Material selection (with the exception of the mostly-hidden steering column shroud that looks and feels plasticky) is impeccable and seat comfort/adjustability, including rear space, is nigh on perfect. But, and this comment may reflect my very lofty expectations, the design execution is a tad too familiar.
The dashboard design lacks the modernity and drama of that in the E-Class while the overall execution doesn’t match the subtle yet classy simplicity delivered by Audis but don’t get me wrong – the cabin still feels really good and sports an amazing array of modern niceties.
The configurable virtual instrument display is clear and informative and the updated central infotainment screen will keep you entertained for an eternity. Control can be effected courtesy of steering wheel buttons, via console buttons, by voice or gesture commands or via the iDrive controller itself.
When it comes to tech, this Beemer takes second place to no-one. For example, the list also includes a night camera, on-board wi-fi, a concierge service, which we tested successfully, and such niceties as massaging seats with configurable side bolsters.
Further, and I’ve only hinted at how many options are available in terms of dynamic configuration, the number of comfort and aesthetic combinations such as wheel/tyre and colour/interior demands that you visit a BMW website such as you’ll find at www.bmw.co.za
Unfortunately, the “entry” level 520d escaped our clutches but if it gets anywhere near the levels set by its more powerful siblings, it too will be a hoot to drive and be driven in. That indeed is one of the key points of the new model.

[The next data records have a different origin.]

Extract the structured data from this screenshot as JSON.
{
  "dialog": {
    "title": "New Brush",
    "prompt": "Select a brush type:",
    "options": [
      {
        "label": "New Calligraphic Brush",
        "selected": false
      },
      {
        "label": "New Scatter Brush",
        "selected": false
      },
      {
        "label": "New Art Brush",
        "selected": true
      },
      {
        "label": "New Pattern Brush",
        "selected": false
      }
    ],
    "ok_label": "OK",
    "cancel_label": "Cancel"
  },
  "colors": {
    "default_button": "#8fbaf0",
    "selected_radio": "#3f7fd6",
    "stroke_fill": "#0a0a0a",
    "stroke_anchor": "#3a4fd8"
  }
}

It has morphed into something of a compact 7 Series through offering a raft of luxuries and a relaxed drive underwritten by peachy refinement levels that will be appreciated as much by passengers as by the pilot. But under the skin, there’s a sporting BMW waiting to be unleashed when the mood takes. So, while the latest G30 iteration may not be the plushest of the luxury middle weights nor the outright sportiest, it blends the two attributes better than any of its rivals so it retains its crown as the best all-rounder, full stop.